(Exercise material)

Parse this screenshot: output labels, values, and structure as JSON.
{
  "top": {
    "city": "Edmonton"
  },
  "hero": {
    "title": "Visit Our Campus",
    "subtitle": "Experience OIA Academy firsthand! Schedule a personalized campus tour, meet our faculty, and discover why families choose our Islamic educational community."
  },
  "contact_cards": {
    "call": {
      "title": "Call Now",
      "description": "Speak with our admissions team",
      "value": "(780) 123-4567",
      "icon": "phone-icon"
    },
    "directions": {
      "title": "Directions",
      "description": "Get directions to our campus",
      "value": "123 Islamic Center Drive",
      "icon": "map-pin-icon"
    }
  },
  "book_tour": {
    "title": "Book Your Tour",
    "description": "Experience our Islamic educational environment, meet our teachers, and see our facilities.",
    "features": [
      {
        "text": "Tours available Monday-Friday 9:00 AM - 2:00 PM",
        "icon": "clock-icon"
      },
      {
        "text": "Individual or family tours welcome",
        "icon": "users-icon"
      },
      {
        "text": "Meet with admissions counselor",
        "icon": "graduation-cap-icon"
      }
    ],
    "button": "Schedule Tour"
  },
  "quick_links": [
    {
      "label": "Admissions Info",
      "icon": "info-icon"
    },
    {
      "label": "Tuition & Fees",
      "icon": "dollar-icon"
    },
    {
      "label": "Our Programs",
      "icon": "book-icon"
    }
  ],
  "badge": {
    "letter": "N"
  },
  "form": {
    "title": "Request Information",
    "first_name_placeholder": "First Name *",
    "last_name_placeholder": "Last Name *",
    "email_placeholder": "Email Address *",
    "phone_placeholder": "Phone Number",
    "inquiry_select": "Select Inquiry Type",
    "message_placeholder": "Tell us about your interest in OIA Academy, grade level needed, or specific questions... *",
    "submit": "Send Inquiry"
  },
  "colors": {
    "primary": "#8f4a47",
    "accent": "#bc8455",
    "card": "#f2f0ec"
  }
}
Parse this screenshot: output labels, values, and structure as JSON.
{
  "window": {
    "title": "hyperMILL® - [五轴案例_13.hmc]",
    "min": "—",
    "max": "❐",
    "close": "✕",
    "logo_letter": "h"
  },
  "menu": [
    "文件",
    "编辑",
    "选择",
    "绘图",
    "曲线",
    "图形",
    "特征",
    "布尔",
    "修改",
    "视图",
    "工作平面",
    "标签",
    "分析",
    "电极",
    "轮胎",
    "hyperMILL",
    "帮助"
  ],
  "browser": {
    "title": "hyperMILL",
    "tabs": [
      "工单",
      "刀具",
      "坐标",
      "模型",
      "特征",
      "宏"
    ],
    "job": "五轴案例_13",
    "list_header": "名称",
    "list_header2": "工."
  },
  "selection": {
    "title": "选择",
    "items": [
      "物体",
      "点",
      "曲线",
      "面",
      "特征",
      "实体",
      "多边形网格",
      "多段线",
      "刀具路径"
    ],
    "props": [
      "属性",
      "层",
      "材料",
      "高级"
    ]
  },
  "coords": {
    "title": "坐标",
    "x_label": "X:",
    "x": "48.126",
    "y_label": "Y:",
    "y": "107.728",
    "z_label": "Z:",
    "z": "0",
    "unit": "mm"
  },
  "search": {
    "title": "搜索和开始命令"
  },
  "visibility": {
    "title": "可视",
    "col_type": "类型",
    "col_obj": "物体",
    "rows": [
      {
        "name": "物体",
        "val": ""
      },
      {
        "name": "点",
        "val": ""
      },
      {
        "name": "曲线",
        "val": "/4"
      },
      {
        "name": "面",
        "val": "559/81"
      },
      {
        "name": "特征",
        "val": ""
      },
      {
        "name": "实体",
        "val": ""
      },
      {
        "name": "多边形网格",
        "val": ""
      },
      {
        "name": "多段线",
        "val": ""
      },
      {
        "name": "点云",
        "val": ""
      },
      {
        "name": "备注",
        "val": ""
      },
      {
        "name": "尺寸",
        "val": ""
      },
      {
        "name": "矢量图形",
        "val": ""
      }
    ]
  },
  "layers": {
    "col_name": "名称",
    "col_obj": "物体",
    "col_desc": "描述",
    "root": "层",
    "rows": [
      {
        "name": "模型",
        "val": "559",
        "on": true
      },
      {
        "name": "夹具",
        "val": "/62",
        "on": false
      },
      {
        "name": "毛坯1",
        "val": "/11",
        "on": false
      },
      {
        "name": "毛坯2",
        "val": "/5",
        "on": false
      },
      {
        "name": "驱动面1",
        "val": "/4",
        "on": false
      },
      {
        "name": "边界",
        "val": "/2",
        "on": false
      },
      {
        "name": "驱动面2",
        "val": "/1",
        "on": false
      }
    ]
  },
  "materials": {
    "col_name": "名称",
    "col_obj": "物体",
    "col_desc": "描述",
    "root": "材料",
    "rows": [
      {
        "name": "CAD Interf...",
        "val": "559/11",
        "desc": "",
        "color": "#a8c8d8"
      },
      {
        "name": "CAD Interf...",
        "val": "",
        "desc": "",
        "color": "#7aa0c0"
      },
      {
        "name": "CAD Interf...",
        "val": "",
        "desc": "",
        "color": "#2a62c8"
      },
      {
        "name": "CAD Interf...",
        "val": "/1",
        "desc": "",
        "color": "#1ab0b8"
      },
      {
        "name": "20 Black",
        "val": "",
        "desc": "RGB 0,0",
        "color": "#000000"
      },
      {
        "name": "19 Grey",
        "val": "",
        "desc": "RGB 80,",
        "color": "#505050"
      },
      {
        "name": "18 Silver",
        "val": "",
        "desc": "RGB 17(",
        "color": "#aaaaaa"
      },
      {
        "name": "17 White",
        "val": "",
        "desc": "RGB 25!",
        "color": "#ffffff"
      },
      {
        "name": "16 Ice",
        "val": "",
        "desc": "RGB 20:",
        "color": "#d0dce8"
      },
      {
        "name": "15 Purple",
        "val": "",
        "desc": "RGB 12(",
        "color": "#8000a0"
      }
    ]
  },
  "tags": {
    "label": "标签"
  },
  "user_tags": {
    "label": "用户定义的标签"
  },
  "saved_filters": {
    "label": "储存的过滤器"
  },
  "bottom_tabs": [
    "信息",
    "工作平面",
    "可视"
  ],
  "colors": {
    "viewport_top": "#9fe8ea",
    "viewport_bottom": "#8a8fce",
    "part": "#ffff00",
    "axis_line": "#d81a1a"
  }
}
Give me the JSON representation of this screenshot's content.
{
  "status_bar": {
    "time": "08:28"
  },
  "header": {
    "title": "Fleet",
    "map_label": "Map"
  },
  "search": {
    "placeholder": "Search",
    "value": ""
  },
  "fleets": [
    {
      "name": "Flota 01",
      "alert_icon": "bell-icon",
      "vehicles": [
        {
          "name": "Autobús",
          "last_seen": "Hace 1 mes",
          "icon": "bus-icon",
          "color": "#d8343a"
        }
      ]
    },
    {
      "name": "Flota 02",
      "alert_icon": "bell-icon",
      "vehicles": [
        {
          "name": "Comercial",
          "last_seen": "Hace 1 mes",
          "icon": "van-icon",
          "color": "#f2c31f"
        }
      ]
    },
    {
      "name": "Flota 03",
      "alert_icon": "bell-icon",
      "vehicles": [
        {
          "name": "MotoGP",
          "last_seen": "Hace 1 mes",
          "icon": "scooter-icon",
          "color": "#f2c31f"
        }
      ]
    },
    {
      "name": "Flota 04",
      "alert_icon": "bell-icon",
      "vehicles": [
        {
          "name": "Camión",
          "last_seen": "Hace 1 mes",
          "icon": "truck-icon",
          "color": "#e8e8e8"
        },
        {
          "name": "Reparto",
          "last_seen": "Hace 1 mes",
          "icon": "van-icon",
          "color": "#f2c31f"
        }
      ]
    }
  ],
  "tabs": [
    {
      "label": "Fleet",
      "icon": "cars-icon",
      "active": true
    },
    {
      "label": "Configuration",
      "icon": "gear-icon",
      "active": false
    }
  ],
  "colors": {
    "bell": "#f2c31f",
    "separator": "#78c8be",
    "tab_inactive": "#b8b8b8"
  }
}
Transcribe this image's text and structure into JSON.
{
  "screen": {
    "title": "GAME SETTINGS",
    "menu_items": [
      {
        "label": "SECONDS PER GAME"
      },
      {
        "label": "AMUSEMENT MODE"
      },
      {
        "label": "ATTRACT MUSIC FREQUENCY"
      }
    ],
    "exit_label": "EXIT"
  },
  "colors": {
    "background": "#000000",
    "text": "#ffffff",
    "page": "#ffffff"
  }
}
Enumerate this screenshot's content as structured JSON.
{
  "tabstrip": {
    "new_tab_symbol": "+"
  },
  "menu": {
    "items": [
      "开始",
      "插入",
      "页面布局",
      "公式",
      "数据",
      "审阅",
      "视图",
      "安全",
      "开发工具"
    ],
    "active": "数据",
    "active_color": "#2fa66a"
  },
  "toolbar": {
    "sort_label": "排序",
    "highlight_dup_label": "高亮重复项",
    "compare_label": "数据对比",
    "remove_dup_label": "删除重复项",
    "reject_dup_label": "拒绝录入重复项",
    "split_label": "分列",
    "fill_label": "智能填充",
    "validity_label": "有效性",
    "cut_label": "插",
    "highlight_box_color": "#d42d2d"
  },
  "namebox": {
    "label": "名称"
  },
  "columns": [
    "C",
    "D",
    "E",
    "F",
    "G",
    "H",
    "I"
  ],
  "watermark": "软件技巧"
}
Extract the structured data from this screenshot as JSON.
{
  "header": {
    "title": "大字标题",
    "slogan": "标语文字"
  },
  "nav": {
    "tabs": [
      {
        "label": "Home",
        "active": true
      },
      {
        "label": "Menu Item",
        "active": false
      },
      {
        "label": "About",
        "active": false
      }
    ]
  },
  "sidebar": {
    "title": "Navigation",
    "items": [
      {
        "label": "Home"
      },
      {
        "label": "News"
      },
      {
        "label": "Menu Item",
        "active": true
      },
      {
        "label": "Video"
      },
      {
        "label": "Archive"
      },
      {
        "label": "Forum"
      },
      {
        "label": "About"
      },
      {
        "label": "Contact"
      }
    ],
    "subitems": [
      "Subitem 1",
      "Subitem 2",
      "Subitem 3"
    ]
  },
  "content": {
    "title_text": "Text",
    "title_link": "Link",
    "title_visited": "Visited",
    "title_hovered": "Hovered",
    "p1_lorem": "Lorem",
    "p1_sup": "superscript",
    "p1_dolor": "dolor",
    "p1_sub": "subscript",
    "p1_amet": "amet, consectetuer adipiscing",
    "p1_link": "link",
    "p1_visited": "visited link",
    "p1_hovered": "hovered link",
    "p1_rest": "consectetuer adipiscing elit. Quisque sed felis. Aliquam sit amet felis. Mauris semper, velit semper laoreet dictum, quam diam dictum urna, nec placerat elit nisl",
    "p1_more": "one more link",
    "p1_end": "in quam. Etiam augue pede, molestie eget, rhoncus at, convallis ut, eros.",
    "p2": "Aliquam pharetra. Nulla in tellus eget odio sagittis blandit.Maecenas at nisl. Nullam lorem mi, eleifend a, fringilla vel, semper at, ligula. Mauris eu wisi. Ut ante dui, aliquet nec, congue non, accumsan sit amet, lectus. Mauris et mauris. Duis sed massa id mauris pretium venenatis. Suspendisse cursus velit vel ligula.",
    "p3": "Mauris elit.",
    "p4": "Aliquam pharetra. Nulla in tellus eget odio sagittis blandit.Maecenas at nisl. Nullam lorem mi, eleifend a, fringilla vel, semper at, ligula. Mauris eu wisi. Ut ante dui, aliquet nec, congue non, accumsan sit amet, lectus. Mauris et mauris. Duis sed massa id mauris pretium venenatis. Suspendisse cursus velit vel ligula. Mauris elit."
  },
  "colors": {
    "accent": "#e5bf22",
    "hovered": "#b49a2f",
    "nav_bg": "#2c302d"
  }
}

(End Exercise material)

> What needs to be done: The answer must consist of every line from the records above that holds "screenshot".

> Written solution:
Parse this screenshot: output labels, values, and structure as JSON.
Parse this screenshot: output labels, values, and structure as JSON.
Give me the JSON representation of this screenshot's content.
Enumerate this screenshot's content as structured JSON.
Extract the structured data from this screenshot as JSON.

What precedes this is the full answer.